About half of patients with invasive aspergillosis recover if they are given triazoles. Worryingly, however, strains of Aspergillus fumigatus (the type of Aspergillus usually involved in invasive aspergillosis) with resistance to several triazoles have recently been isolated from some patients in The Netherlands. If multi-azole resistant strains of A. fumigatus become common, they could have a serious impact on the management of invasive aspergillosis. However, noone knows what proportion of A. fumigatus strains isolated from patients with aspergillosis are resistant to several azole drugs. That is, noone knows the “prevalence” of multi-azole resistance. In this study, the researchers investigate the prevalence and development of azole resistance in A. fumigatus.

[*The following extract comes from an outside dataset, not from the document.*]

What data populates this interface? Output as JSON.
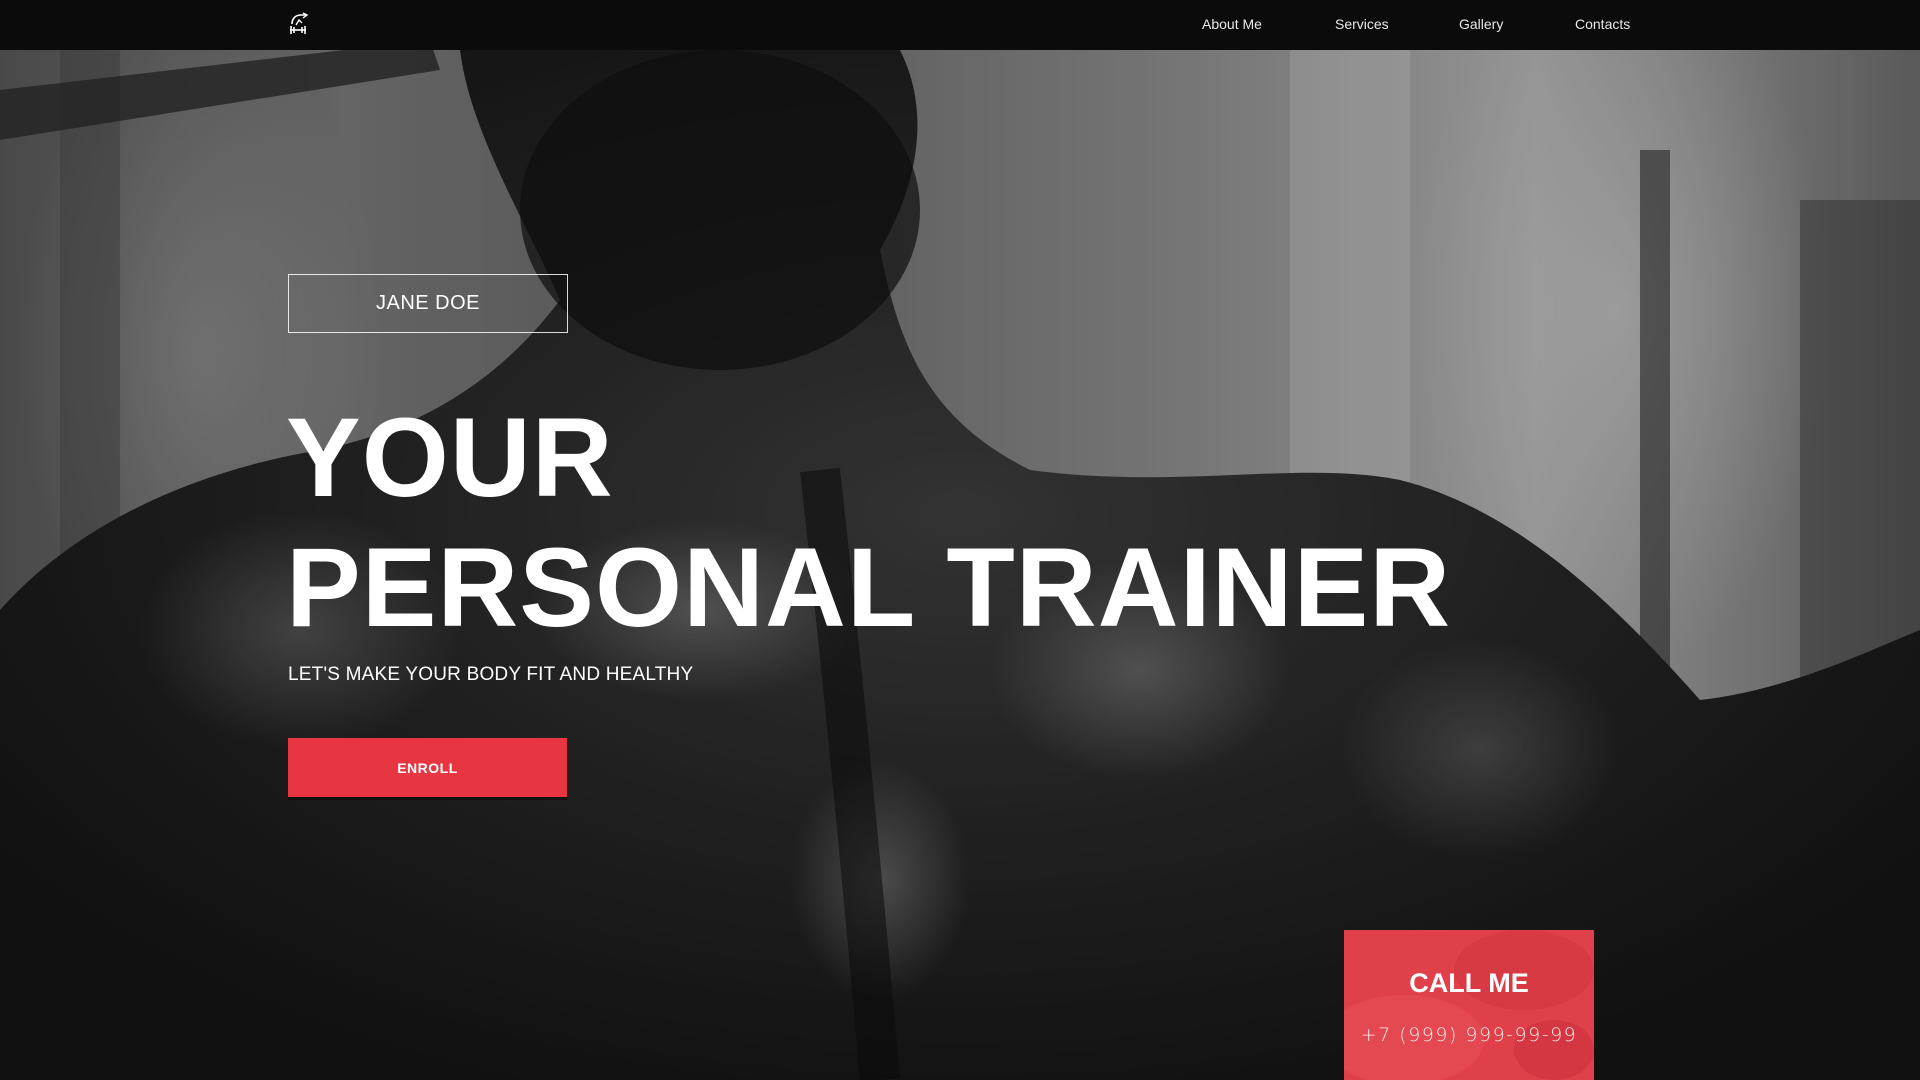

What Did the Researchers Do and Find?
Since 1994, all fungal isolates from patients at the Radboud University Nijmegen Medical Center in the Netherlands have been stored. The researchers' search of this collection yielded 1,908 A. fumigatus isolates that had been collected from 1,219 patients over a 14-year period. Of these, the isolates from 32 patients grew in the presence of itraconazole. All the itraconazole-resistant isolates (which also had increased resistance to voriconazole, ravuconazole, and posaconazole) were collected after 1999; the annual prevalence of itraconazole-resistant isolates ranged from 1.7% to 6%. The researchers then sequenced the cyp51A gene in each resistant isolate. Thirty had a genetic alteration represented as TR/L98H. This “dominant resistance mechanism” consisted of a single amino acid change in the cyp51A gene and an alteration in the gene's promoter region (the region that controls how much protein is made from a gene). The researchers also analyzed A. fumigatus isolates from patients admitted to 28 other hospitals in the Netherlands. Itraconazole resistance was present in isolates from 13 patients (out of 101 patients) from nine hospitals; the TR/L98H genetic alteration was present in 69% of the itraconazole-resistant isolates. Finally, itraconazole resistance was present in six isolates from four other countries (out of 317 isolates from six countries); only one Norwegian isolate had the TR/L98H genetic alteration.

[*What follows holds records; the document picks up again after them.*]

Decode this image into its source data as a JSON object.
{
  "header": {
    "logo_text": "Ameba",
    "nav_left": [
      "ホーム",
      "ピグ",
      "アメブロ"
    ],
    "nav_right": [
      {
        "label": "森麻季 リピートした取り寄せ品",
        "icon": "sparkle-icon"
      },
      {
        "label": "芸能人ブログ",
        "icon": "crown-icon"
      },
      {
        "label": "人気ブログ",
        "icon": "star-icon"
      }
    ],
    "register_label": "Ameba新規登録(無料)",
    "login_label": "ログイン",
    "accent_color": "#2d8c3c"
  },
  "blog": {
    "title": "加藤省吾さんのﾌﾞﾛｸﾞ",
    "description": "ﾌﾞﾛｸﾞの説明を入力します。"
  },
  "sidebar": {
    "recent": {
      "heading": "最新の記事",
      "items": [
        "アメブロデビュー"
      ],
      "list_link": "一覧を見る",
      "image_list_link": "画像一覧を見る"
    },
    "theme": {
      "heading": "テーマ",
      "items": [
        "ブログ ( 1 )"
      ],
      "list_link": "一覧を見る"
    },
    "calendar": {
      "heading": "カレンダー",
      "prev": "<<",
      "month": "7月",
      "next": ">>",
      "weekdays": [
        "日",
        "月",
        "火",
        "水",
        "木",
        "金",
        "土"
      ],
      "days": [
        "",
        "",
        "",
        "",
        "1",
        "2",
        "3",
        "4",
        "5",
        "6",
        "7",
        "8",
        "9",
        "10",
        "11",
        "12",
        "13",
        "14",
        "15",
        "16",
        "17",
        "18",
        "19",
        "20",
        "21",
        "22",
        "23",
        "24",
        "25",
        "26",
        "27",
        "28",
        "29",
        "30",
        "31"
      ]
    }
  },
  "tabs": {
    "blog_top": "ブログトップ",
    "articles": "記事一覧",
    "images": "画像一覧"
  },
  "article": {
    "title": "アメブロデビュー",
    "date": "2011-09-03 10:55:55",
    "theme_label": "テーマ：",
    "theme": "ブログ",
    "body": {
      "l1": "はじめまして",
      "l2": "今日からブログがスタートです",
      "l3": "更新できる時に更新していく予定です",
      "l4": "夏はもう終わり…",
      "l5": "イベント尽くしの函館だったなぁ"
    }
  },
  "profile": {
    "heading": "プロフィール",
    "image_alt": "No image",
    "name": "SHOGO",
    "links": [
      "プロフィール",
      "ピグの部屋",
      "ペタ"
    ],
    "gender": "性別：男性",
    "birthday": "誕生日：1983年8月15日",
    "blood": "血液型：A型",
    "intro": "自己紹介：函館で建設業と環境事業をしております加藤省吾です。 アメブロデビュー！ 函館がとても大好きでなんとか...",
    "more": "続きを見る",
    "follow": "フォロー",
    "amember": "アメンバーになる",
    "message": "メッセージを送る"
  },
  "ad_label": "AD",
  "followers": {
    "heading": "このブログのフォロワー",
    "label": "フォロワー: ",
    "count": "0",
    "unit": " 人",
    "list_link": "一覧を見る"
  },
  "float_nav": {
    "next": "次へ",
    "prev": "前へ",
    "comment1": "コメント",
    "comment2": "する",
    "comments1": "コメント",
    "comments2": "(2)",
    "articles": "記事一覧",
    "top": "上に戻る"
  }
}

What Do These Findings Mean?
These findings indicate that azole resistance is emerging in A. fumigatus and may already be more prevalent than generally thought. Given the dominance of the TR/L98H genetic alteration in the azole-resistant clinical isolates, the researchers suggest that A. fumigatus isolates harboring this alteration might be present and spreading in the environment rather than being selected for during azole treatment of patients. Why azole resistance should develop in A. fumigatus in the environment is unclear but might be caused by the use of azole-containing fungicides. Further studies are now urgently needed to find out if this is the case, to measure the international prevalence and spread of A. fumigatus isolates harboring the TR/L98H genetic alteration, and, most importantly, to develop alternative treatments for patients with azole-resistant aspergillosis.
Please access these Web sites via the online version of this summary at http://dx.doi.org/10.1371/journal.pmed.0050219.
The MedlinePlus Medical Encyclopedia has a page on aspergillosis (in English and Spanish)
The UK National Health Service Direct health encyclopedia has detailed information about all aspects of aspergillosis
The US Centers for Disease Control and Prevention also has information about aspergillosis
Paul Verweij and colleagues show that azole resistance has emerged inAspergillus fumigatus in The Netherlands and that a dominant resistance mechanism is present in clinical isolates.